Jackson: Full Speed Ahead on Katrina Song
Created: Saturday, 17 September 2005 In his first talk with a reporter since the end of his criminal trial, pop superstar Michael Jackson said Saturday he is "moving full speed ahead" on plans to record a song for the benefit of Hurricane Katrina victims and feels that his creative juices are flowing again.
In a telephone call to The Associated Press, Jackson said the trial was "the hardest thing I’ve ever done in my life" and that he and his children were still in Bahrain "resting and recovering" from the ordeal.
Jackson said he has been at work on the charity song, tentatively titled, "From the Bottom of My Heart."
"I’m constantly working on it," he said.
Also on the line was Raymone K. Bain, Jackson’s spokeswoman. She said the call would not be a full-fledged interview, and that Jackson just wanted to make contact to express his thanks for what he said was the AP’s fair coverage of his trial.
Jackson has been staying in Bahrain as the guest of Prince Abdulla, the son of the king of Bahrain. Of his friend Prince Abdulla, he said, "He’s the very best, amazing, so kind."
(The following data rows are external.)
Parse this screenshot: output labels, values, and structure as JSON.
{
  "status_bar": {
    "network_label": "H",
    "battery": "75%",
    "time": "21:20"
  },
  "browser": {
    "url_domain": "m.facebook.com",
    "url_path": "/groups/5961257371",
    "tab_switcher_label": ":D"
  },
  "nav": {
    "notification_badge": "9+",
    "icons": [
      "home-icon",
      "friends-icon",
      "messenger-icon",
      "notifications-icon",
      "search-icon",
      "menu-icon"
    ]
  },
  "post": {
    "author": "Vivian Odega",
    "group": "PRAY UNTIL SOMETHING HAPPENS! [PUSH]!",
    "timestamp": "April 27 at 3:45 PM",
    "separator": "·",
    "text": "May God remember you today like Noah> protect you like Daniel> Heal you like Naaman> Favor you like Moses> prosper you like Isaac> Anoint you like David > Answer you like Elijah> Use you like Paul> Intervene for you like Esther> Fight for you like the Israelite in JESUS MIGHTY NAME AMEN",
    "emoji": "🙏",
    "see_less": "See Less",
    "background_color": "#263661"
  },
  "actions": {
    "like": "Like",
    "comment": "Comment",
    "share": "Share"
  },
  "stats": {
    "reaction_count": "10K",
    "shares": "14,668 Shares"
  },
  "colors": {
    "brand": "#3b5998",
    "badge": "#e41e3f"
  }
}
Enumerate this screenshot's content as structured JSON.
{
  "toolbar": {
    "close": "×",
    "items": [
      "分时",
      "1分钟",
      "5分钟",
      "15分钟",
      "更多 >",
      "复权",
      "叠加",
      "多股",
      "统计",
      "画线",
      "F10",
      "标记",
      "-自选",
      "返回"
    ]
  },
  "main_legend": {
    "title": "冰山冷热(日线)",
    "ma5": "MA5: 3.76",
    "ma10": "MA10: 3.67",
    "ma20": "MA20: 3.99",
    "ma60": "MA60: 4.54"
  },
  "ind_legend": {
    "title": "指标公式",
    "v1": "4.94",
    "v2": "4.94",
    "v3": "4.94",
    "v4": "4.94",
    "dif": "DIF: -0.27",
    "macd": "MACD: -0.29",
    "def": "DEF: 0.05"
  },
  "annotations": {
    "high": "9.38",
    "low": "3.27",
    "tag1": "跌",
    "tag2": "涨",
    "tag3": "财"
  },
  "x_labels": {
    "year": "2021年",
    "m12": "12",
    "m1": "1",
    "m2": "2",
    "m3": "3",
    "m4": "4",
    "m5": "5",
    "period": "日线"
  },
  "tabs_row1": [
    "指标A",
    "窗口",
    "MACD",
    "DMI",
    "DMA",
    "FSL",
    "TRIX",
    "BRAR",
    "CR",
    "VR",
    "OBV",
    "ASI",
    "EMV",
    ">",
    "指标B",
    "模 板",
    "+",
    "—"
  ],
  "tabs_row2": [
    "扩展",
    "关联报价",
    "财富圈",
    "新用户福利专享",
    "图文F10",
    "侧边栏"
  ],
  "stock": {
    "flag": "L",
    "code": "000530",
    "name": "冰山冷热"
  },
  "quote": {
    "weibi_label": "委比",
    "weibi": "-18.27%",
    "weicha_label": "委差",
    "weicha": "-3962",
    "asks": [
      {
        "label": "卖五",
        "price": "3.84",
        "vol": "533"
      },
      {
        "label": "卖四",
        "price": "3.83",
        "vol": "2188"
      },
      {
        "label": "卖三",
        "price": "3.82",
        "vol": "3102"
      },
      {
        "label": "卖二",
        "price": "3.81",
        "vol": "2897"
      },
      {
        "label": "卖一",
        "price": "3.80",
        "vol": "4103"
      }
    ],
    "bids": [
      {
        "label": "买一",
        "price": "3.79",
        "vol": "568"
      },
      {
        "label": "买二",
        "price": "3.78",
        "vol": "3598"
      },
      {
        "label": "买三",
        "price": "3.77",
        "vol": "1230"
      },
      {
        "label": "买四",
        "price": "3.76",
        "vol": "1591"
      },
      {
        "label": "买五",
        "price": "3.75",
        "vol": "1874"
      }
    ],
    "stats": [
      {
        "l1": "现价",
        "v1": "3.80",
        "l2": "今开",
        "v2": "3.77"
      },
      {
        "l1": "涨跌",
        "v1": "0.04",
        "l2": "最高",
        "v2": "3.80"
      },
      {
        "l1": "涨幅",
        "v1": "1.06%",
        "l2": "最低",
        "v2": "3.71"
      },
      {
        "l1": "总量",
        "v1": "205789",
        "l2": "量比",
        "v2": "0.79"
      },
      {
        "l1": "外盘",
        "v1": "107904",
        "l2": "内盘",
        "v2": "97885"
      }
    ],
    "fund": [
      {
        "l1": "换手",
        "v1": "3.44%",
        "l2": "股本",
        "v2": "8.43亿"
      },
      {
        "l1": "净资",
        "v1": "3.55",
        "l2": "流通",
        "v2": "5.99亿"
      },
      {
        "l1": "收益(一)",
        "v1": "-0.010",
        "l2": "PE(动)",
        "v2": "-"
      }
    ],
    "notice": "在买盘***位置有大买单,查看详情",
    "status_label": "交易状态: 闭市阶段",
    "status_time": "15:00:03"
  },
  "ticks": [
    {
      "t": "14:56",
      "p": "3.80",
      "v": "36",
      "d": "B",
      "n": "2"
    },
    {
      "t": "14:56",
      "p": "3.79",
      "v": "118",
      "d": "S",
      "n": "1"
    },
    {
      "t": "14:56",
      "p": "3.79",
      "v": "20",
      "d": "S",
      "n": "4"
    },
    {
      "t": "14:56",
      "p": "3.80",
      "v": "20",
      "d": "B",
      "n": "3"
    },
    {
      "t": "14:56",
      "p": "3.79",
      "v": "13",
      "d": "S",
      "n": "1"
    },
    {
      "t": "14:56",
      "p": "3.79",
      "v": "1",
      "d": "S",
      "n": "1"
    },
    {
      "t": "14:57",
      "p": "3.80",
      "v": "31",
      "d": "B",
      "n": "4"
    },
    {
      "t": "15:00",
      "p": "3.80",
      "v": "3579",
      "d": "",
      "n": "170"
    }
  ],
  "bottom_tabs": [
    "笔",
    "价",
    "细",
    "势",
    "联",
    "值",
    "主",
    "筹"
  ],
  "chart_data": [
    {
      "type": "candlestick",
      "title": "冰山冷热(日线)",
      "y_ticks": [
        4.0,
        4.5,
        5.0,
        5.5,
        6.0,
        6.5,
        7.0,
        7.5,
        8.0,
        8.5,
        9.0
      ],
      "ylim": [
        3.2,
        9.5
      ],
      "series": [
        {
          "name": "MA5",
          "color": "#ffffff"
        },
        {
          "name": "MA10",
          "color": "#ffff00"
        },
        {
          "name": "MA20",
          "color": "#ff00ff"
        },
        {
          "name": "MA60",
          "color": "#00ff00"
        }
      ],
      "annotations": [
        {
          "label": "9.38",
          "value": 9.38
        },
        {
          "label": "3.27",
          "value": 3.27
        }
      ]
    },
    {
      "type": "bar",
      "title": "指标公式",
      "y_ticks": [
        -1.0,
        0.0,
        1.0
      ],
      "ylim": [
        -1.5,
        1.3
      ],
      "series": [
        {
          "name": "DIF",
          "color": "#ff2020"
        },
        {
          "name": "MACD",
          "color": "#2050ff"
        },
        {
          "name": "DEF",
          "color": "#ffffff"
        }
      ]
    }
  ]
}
Asked about his health, Jackson said, "I’m feeling good." The singer had said during his trial that he was plagued by back problems.
Jackson was acquitted of child molestation in June after a five-month trial in Santa Maria, Calif. He has not appeared in public since and has spent much of his time in Bahrain.
Jackson wants the charity anthem to follow the success of the 1984 worldwide hit "We Are the World," which he co-wrote to benefit African starvation victims. Bain has said many artists have agreed to join the project, but the lineup hasn’t been finalized.
By LINDA DEUTSCH, AP Special Correspondent